The panel survey, fielded with over 1,600 U.S. adults, finds that many have a base of knowledge about the flu but there is a reservoir of uncertainty about other consequential information about the flu, COVID-19, and vaccination. Among the findings, which also inquired more broadly about attitudes toward vaccine mandates and the continuing “return to normal,” nearly half of Americans do not know it is safe to get a flu shot during pregnancy. Over half of Americans say the Army should be able to require COVID-19 vaccination for soldiers who do not have a medical or religious exemption—and 45% say public schools should be able to require COVID-19 vaccination of all children who do not have a medical or religious exemption. More than half of Americans now say their lives have returned to a pre-pandemic normal.
“Although the CDC indicated that seasonal flu activity is now low nationally, the fact that the level of reported flu vaccination in our panel was roughly the same in January of this year as a year before is concerning,” says Kathleen Hall Jamieson, director of the Annenberg Public Policy Center. “Because this has been a more severe flu season than the one a year ago, we expected an increase in the reported vaccination rate.”

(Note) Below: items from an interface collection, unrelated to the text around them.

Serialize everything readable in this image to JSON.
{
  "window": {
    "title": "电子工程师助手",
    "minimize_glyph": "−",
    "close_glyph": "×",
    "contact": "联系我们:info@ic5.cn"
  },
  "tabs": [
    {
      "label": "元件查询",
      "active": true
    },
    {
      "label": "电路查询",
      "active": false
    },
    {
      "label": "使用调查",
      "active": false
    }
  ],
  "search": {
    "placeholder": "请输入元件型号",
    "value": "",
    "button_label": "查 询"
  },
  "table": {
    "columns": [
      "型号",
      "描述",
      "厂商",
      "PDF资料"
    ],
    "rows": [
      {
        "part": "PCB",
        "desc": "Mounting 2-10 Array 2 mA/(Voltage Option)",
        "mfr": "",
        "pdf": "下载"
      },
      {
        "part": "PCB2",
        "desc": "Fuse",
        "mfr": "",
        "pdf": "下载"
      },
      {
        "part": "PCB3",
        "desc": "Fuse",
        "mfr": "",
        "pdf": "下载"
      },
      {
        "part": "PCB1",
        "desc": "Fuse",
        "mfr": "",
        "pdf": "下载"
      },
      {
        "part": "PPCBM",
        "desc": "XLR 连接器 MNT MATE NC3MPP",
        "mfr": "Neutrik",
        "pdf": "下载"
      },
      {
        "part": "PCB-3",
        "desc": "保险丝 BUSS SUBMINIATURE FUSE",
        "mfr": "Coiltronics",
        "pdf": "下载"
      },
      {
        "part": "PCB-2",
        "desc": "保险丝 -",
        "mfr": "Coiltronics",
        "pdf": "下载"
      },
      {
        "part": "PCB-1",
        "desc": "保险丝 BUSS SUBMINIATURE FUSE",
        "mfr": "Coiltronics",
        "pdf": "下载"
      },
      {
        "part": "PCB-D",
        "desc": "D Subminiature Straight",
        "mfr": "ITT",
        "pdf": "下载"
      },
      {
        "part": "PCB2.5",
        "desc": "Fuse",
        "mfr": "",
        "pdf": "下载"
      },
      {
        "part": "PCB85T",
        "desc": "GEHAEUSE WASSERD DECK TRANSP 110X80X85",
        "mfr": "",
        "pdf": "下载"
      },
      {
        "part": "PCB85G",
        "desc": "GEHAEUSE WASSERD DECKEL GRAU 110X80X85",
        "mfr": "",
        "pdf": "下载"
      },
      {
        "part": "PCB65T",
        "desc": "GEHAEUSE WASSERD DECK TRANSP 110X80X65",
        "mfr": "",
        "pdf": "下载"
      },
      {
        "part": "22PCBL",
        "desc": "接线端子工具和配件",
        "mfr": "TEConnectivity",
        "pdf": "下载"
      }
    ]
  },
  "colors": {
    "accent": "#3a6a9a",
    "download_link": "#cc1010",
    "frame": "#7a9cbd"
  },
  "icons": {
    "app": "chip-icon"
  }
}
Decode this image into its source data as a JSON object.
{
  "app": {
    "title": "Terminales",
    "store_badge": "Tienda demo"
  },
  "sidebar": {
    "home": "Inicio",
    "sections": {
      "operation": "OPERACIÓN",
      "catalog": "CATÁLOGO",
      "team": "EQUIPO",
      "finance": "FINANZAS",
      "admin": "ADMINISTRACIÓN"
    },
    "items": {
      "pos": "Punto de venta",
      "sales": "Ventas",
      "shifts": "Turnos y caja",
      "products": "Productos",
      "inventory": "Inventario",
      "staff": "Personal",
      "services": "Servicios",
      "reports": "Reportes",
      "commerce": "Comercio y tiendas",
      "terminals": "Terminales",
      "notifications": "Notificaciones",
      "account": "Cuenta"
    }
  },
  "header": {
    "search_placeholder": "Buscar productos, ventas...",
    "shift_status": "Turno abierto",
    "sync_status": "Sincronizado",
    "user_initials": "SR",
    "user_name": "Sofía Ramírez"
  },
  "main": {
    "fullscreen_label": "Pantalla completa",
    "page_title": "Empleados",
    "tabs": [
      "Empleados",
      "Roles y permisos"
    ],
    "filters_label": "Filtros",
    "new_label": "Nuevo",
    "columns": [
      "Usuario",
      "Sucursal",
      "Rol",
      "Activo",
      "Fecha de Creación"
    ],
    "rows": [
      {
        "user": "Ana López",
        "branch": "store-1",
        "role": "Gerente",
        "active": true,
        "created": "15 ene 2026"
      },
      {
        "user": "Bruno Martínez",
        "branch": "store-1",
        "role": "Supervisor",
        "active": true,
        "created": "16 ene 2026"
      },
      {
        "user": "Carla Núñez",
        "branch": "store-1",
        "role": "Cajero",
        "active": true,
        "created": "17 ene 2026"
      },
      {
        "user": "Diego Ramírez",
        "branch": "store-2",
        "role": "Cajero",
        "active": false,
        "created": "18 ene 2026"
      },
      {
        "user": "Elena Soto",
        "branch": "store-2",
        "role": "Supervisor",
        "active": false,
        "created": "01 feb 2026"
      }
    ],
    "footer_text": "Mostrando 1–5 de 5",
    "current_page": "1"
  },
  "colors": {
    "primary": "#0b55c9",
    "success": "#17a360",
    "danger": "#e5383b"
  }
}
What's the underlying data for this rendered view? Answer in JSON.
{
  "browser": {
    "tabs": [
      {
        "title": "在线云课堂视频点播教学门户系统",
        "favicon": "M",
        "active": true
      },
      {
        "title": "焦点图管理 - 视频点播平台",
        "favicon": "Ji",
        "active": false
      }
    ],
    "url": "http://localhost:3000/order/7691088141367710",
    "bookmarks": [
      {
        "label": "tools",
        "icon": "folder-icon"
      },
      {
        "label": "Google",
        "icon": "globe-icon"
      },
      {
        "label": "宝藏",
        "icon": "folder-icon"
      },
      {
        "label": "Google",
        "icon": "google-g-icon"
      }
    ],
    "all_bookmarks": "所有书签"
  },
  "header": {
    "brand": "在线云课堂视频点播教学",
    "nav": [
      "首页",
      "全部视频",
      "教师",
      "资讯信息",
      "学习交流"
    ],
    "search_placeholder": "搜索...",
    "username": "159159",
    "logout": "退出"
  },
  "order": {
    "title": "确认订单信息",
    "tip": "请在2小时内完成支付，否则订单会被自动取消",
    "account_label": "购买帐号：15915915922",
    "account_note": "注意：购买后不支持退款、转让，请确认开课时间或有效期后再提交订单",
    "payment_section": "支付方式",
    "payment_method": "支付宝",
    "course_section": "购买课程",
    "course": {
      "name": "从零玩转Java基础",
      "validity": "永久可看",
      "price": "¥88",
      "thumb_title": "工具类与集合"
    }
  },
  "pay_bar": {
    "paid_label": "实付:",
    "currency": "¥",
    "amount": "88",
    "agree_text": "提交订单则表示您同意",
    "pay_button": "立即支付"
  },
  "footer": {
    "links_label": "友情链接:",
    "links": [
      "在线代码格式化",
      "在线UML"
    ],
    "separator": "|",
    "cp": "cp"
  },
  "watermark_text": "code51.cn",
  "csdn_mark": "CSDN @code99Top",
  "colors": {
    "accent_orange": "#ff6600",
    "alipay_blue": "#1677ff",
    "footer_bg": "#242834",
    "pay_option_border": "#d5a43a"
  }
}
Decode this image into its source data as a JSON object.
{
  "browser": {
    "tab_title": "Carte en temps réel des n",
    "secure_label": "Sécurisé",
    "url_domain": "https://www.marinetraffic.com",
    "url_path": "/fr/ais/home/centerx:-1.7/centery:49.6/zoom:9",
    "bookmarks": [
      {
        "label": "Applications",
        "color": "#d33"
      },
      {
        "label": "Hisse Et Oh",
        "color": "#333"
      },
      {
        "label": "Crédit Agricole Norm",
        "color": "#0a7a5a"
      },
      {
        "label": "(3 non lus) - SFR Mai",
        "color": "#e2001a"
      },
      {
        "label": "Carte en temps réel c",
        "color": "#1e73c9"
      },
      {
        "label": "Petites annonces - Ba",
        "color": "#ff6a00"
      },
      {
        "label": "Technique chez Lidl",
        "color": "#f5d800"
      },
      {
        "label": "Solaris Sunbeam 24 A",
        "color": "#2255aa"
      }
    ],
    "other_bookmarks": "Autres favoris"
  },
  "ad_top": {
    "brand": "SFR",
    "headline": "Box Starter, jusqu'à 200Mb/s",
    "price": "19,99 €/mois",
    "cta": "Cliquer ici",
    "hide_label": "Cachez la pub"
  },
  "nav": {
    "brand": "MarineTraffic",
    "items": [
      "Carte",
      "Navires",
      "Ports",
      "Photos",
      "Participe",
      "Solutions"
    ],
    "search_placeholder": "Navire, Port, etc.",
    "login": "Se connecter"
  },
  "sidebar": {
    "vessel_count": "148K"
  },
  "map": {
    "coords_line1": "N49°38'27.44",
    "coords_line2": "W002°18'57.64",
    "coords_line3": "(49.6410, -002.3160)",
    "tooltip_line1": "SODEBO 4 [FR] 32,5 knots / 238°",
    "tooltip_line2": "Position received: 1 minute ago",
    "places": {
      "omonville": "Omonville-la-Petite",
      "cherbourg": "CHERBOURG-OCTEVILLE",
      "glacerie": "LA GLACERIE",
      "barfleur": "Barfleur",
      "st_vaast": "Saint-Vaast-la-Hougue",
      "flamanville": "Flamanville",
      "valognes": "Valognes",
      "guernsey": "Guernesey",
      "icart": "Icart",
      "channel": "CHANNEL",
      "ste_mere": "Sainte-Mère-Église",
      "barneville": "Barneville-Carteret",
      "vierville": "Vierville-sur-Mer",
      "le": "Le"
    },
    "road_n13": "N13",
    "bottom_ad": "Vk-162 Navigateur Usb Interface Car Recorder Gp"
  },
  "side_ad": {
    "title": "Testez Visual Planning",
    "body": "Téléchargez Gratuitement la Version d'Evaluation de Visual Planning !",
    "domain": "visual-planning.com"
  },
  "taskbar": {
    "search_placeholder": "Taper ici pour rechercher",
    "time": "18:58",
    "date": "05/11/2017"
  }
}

The ASK survey in January 2023 finds that 49% of respondents say they have had a seasonal flu shot, statistically unchanged from 47% in our January 2022 survey and 50% in April 2021. According to the Centers for Disease Control and Prevention (CDC), nearly 46% of U.S. adults 18 and older had a flu shot as of December 31, 2022.
The CDC actively promoted flu vaccination amid concerns that the 2022-23 season would be severe.
When the 49% of survey respondents who said they got the flu vaccine were asked in January why they got the shot, 69% said I get it every year. 64% said to protect myself against catching the flu, while 8% said to protect myself against COVID-19.
About a third of those surveyed say they are somewhat or very worried about family members contracting COVID-19, the seasonal flu, or RSV. Only 11% say they are somewhat/very worried about a family member contracting polio, which reemerged as a public health threat in July 2022 after a case was reported in New York State.
Asked when they expect to be able to return to “your normal, pre-COVID-19 life,” more than half of Americans say they already have, up from 47% in October 2022. More than 1 in 5 Americans continue to say “never,” which is statistically unchanged since July 2022.
Read more at Annenberg Public Policy Center.